The question was floated online this summer – are schools requiring parents or students to sign liability waivers warning of the dangers of COVID-19 – including death?
The short answer in central Ohio is – yes and no.
10 Investigates reached out to more than 30 central Ohio school districts with questions about these liability waivers.
According to a recent 10 Investigates survey, nearly all that responded required students or parents to sign liability forms for participating in summer sports practices of other extra-curricular activities.
But none of the 15 school districts that responded to 10 Investigates is requiring parents or students to sign a liability waiver to attend in-person classes. Many districts have already decided to begin the instructional year either online or through a hybrid model of both in-person or distance learning.
Some of Ohio’s largest districts – including Columbus City Schools and South-Western School District here in Franklin County – responded that waivers are only for extra-curriculars.
Three districts – Hilliard, Pickerington and Groveport Madison – went even further and stated in emailed responses to 10 Investigates that they had no plans or that they “will not” require parents to sign a waiver for their child to attend in-person classes.
None of that is a surprise to attorney Morgan Masters, who focuses some of her law practice in education law by representing teachers or parents.
“Kids are compelled to attend school by Ohio law. Kids are not compelled to do extra-curricular activities that’s a privilege and its voluntary,” Masters said “Because kids are compelled to attend school – schools can’t require them to sign away their right to recover if liability were to be found.
Masters says because the government requires children to attend class public school districts likely can’t force parents to sign a waiver related directly to education. It gets a bit murkier – she says - when private schools are involved. But even parents who sign waivers might be still have wiggle room to sue.

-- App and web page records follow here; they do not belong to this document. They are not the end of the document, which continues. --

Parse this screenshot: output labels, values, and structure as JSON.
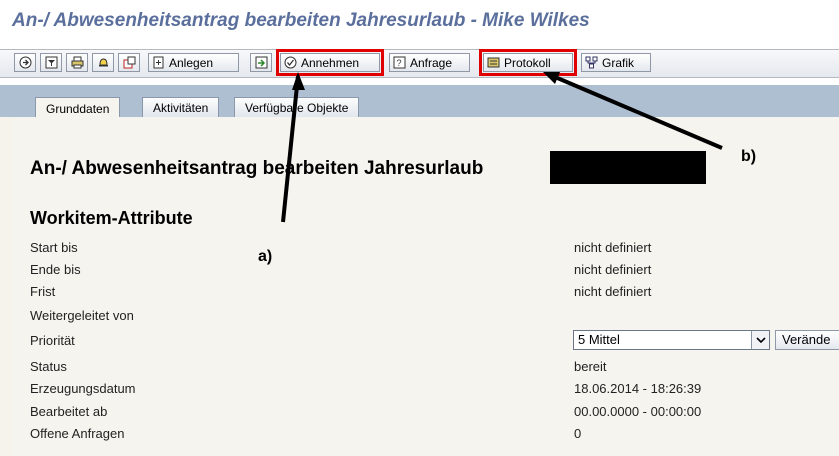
{
  "window": {
    "title": "An-/ Abwesenheitsantrag bearbeiten Jahresurlaub - Mike Wilkes"
  },
  "toolbar": {
    "buttons": [
      {
        "id": "execute",
        "label": "",
        "icon": "execute-icon"
      },
      {
        "id": "display",
        "label": "",
        "icon": "filter-icon"
      },
      {
        "id": "print",
        "label": "",
        "icon": "printer-icon"
      },
      {
        "id": "notify",
        "label": "",
        "icon": "bell-icon"
      },
      {
        "id": "attach",
        "label": "",
        "icon": "attachment-icon"
      },
      {
        "id": "create",
        "label": "Anlegen",
        "icon": "create-icon"
      },
      {
        "id": "forward",
        "label": "",
        "icon": "forward-icon"
      },
      {
        "id": "accept",
        "label": "Annehmen",
        "icon": "accept-icon"
      },
      {
        "id": "request",
        "label": "Anfrage",
        "icon": "request-icon"
      },
      {
        "id": "log",
        "label": "Protokoll",
        "icon": "log-icon"
      },
      {
        "id": "chart",
        "label": "Grafik",
        "icon": "graphic-icon"
      }
    ],
    "highlight_color": "#e00000"
  },
  "tabs": [
    {
      "label": "Grunddaten",
      "active": true
    },
    {
      "label": "Aktivitäten",
      "active": false
    },
    {
      "label": "Verfügbare Objekte",
      "active": false
    }
  ],
  "main": {
    "heading": "An-/ Abwesenheitsantrag bearbeiten Jahresurlaub",
    "attributes_heading": "Workitem-Attribute",
    "attributes": [
      {
        "label": "Start bis",
        "value": "nicht definiert"
      },
      {
        "label": "Ende bis",
        "value": "nicht definiert"
      },
      {
        "label": "Frist",
        "value": "nicht definiert"
      },
      {
        "label": "Weitergeleitet von",
        "value": ""
      },
      {
        "label": "Priorität",
        "value": ""
      },
      {
        "label": "Status",
        "value": "bereit"
      },
      {
        "label": "Erzeugungsdatum",
        "value": "18.06.2014 - 18:26:39"
      },
      {
        "label": "Bearbeitet ab",
        "value": "00.00.0000 - 00:00:00"
      },
      {
        "label": "Offene Anfragen",
        "value": "0"
      }
    ],
    "priority_select": {
      "value": "5 Mittel"
    },
    "change_button": "Verände"
  },
  "annotations": {
    "a": "a)",
    "b": "b)"
  }
}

“I surmise there is still going to be litigation about whether or not those waivers are actually enforceable,” she said, “Well, I think again we are going to be looking at compulsory versus voluntary. Did this family have to sign this or did they sign it under duress? Was there no other alternative – I think that’s going to be a very important question.”
10 Investigates also spoke by phone to one Worthington parent who said he would be willing to sign any waiver if it meant his child could return in in-class instruction.